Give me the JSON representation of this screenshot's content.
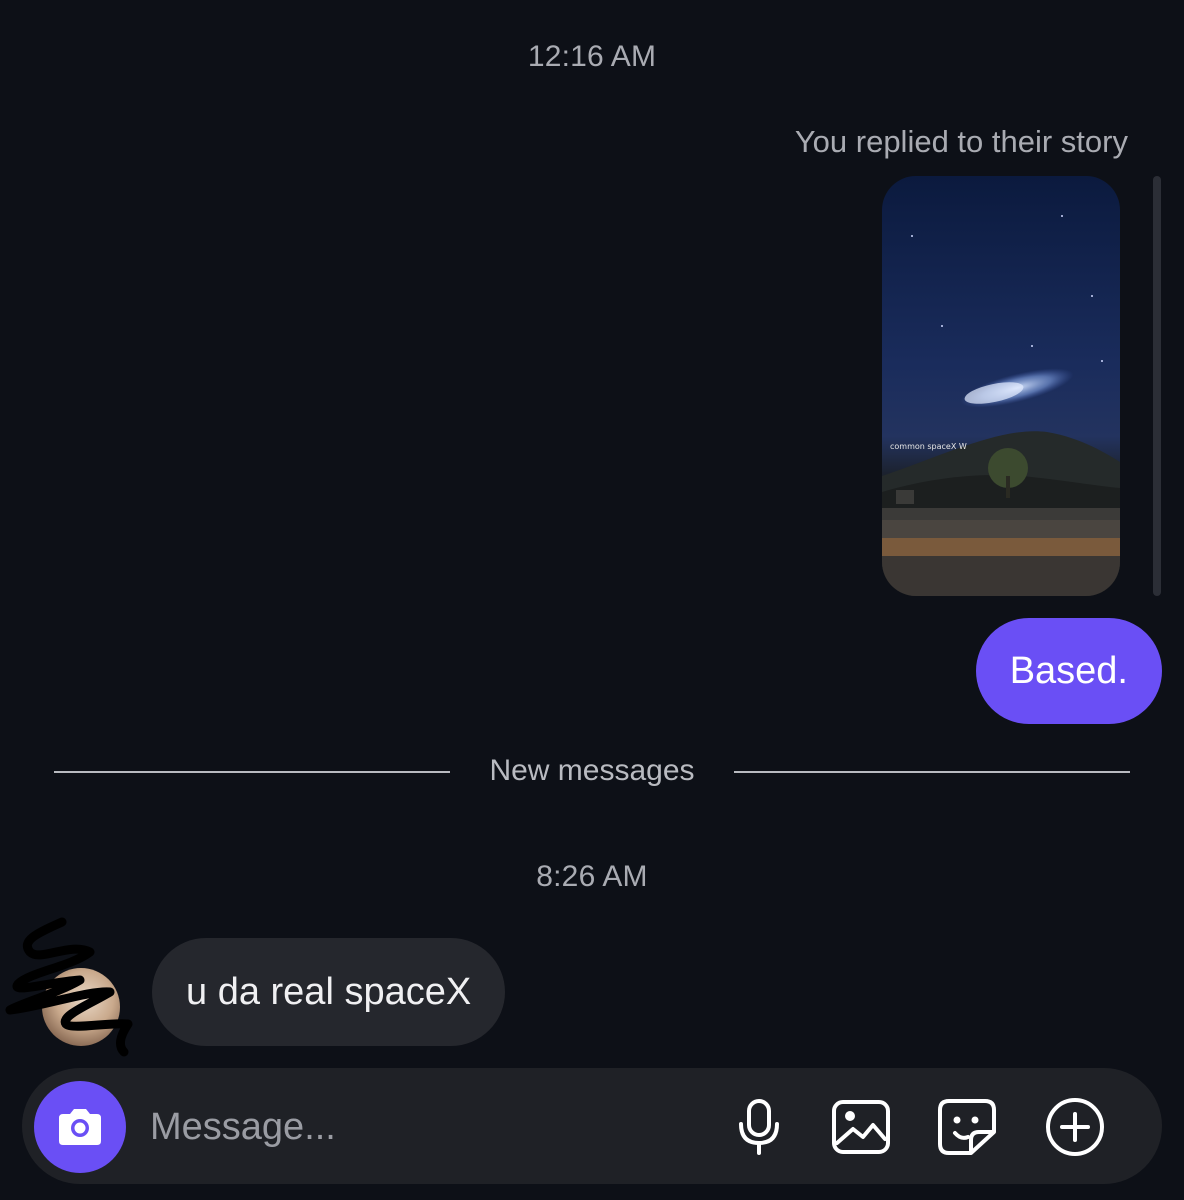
{
  "conversation": {
    "timestamp_1": "12:16 AM",
    "story_reply_label": "You replied to their story",
    "story_caption": "common spaceX W",
    "outgoing_message": "Based.",
    "divider_label": "New messages",
    "timestamp_2": "8:26 AM",
    "incoming_message": "u da real spaceX"
  },
  "composer": {
    "placeholder": "Message...",
    "icons": [
      "camera-icon",
      "microphone-icon",
      "gallery-icon",
      "sticker-icon",
      "plus-icon"
    ]
  },
  "colors": {
    "background": "#0d1017",
    "accent": "#6a4ff5",
    "incoming_bubble": "#25272d",
    "composer": "#1f2126",
    "muted_text": "#a9abb2"
  }
}
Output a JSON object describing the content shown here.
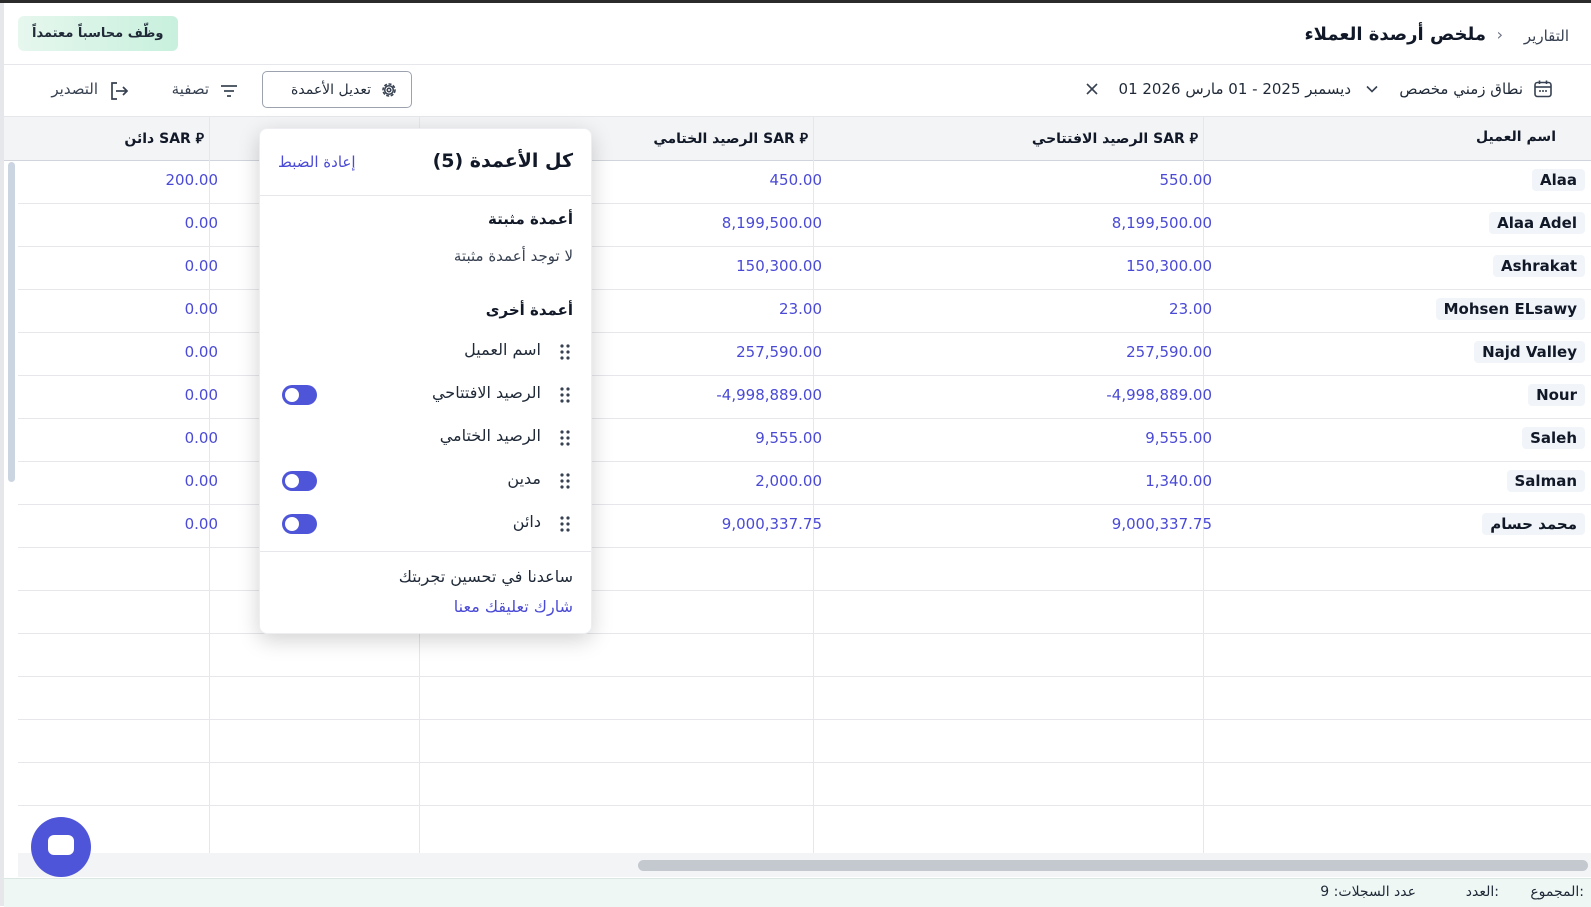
{
  "header": {
    "breadcrumb_parent": "التقارير",
    "breadcrumb_sep": "›",
    "title": "ملخص أرصدة العملاء",
    "promo_badge": "وظّف محاسباً معتمداً"
  },
  "toolbar": {
    "date_type": "نطاق زمني مخصص",
    "date_range": "01 ديسمبر 2025 - 01 مارس 2026",
    "edit_columns": "تعديل الأعمدة",
    "filter": "تصفية",
    "export": "التصدير"
  },
  "table": {
    "columns": {
      "name": "اسم العميل",
      "opening": "الرصيد الافتتاحي SAR ⃁",
      "closing": "الرصيد الختامي SAR ⃁",
      "credit": "دائن SAR ⃁"
    },
    "rows": [
      {
        "name": "Alaa",
        "opening": "550.00",
        "closing": "450.00",
        "credit": "200.00"
      },
      {
        "name": "Alaa Adel",
        "opening": "8,199,500.00",
        "closing": "8,199,500.00",
        "credit": "0.00"
      },
      {
        "name": "Ashrakat",
        "opening": "150,300.00",
        "closing": "150,300.00",
        "credit": "0.00"
      },
      {
        "name": "Mohsen ELsawy",
        "opening": "23.00",
        "closing": "23.00",
        "credit": "0.00"
      },
      {
        "name": "Najd Valley",
        "opening": "257,590.00",
        "closing": "257,590.00",
        "credit": "0.00"
      },
      {
        "name": "Nour",
        "opening": "-4,998,889.00",
        "closing": "-4,998,889.00",
        "credit": "0.00"
      },
      {
        "name": "Saleh",
        "opening": "9,555.00",
        "closing": "9,555.00",
        "credit": "0.00"
      },
      {
        "name": "Salman",
        "opening": "1,340.00",
        "closing": "2,000.00",
        "credit": "0.00"
      },
      {
        "name": "محمد حسام",
        "opening": "9,000,337.75",
        "closing": "9,000,337.75",
        "credit": "0.00"
      }
    ]
  },
  "footer": {
    "total": "المجموع:",
    "count": "العدد:",
    "records": "عدد السجلات: 9"
  },
  "columns_popover": {
    "title": "كل الأعمدة (5)",
    "reset": "إعادة الضبط",
    "pinned_heading": "أعمدة مثبتة",
    "pinned_empty": "لا توجد أعمدة مثبتة",
    "other_heading": "أعمدة أخرى",
    "items": [
      {
        "label": "اسم العميل",
        "toggle": false
      },
      {
        "label": "الرصيد الافتتاحي",
        "toggle": true
      },
      {
        "label": "الرصيد الختامي",
        "toggle": false
      },
      {
        "label": "مدين",
        "toggle": true
      },
      {
        "label": "دائن",
        "toggle": true
      }
    ],
    "help_text": "ساعدنا في تحسين تجربتك",
    "feedback_link": "شارك تعليقك معنا"
  },
  "colors": {
    "accent": "#4f55d9",
    "link": "#4a4ad6",
    "promo_bg": "#c8f0dd"
  }
}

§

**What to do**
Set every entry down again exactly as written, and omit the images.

**Answer space**
Give me the JSON representation of this screenshot's content.
{
  "conversation": {
    "timestamp_1": "12:16 AM",
    "story_reply_label": "You replied to their story",
    "story_caption": "common spaceX W",
    "outgoing_message": "Based.",
    "divider_label": "New messages",
    "timestamp_2": "8:26 AM",
    "incoming_message": "u da real spaceX"
  },
  "composer": {
    "placeholder": "Message...",
    "icons": [
      "camera-icon",
      "microphone-icon",
      "gallery-icon",
      "sticker-icon",
      "plus-icon"
    ]
  },
  "colors": {
    "background": "#0d1017",
    "accent": "#6a4ff5",
    "incoming_bubble": "#25272d",
    "composer": "#1f2126",
    "muted_text": "#a9abb2"
  }
}
Output a JSON object describing the content shown here.
{
  "header": {
    "breadcrumb_parent": "التقارير",
    "breadcrumb_sep": "›",
    "title": "ملخص أرصدة العملاء",
    "promo_badge": "وظّف محاسباً معتمداً"
  },
  "toolbar": {
    "date_type": "نطاق زمني مخصص",
    "date_range": "01 ديسمبر 2025 - 01 مارس 2026",
    "edit_columns": "تعديل الأعمدة",
    "filter": "تصفية",
    "export": "التصدير"
  },
  "table": {
    "columns": {
      "name": "اسم العميل",
      "opening": "الرصيد الافتتاحي SAR ⃁",
      "closing": "الرصيد الختامي SAR ⃁",
      "credit": "دائن SAR ⃁"
    },
    "rows": [
      {
        "name": "Alaa",
        "opening": "550.00",
        "closing": "450.00",
        "credit": "200.00"
      },
      {
        "name": "Alaa Adel",
        "opening": "8,199,500.00",
        "closing": "8,199,500.00",
        "credit": "0.00"
      },
      {
        "name": "Ashrakat",
        "opening": "150,300.00",
        "closing": "150,300.00",
        "credit": "0.00"
      },
      {
        "name": "Mohsen ELsawy",
        "opening": "23.00",
        "closing": "23.00",
        "credit": "0.00"
      },
      {
        "name": "Najd Valley",
        "opening": "257,590.00",
        "closing": "257,590.00",
        "credit": "0.00"
      },
      {
        "name": "Nour",
        "opening": "-4,998,889.00",
        "closing": "-4,998,889.00",
        "credit": "0.00"
      },
      {
        "name": "Saleh",
        "opening": "9,555.00",
        "closing": "9,555.00",
        "credit": "0.00"
      },
      {
        "name": "Salman",
        "opening": "1,340.00",
        "closing": "2,000.00",
        "credit": "0.00"
      },
      {
        "name": "محمد حسام",
        "opening": "9,000,337.75",
        "closing": "9,000,337.75",
        "credit": "0.00"
      }
    ]
  },
  "footer": {
    "total": "المجموع:",
    "count": "العدد:",
    "records": "عدد السجلات: 9"
  },
  "columns_popover": {
    "title": "كل الأعمدة (5)",
    "reset": "إعادة الضبط",
    "pinned_heading": "أعمدة مثبتة",
    "pinned_empty": "لا توجد أعمدة مثبتة",
    "other_heading": "أعمدة أخرى",
    "items": [
      {
        "label": "اسم العميل",
        "toggle": false
      },
      {
        "label": "الرصيد الافتتاحي",
        "toggle": true
      },
      {
        "label": "الرصيد الختامي",
        "toggle": false
      },
      {
        "label": "مدين",
        "toggle": true
      },
      {
        "label": "دائن",
        "toggle": true
      }
    ],
    "help_text": "ساعدنا في تحسين تجربتك",
    "feedback_link": "شارك تعليقك معنا"
  },
  "colors": {
    "accent": "#4f55d9",
    "link": "#4a4ad6",
    "promo_bg": "#c8f0dd"
  }
}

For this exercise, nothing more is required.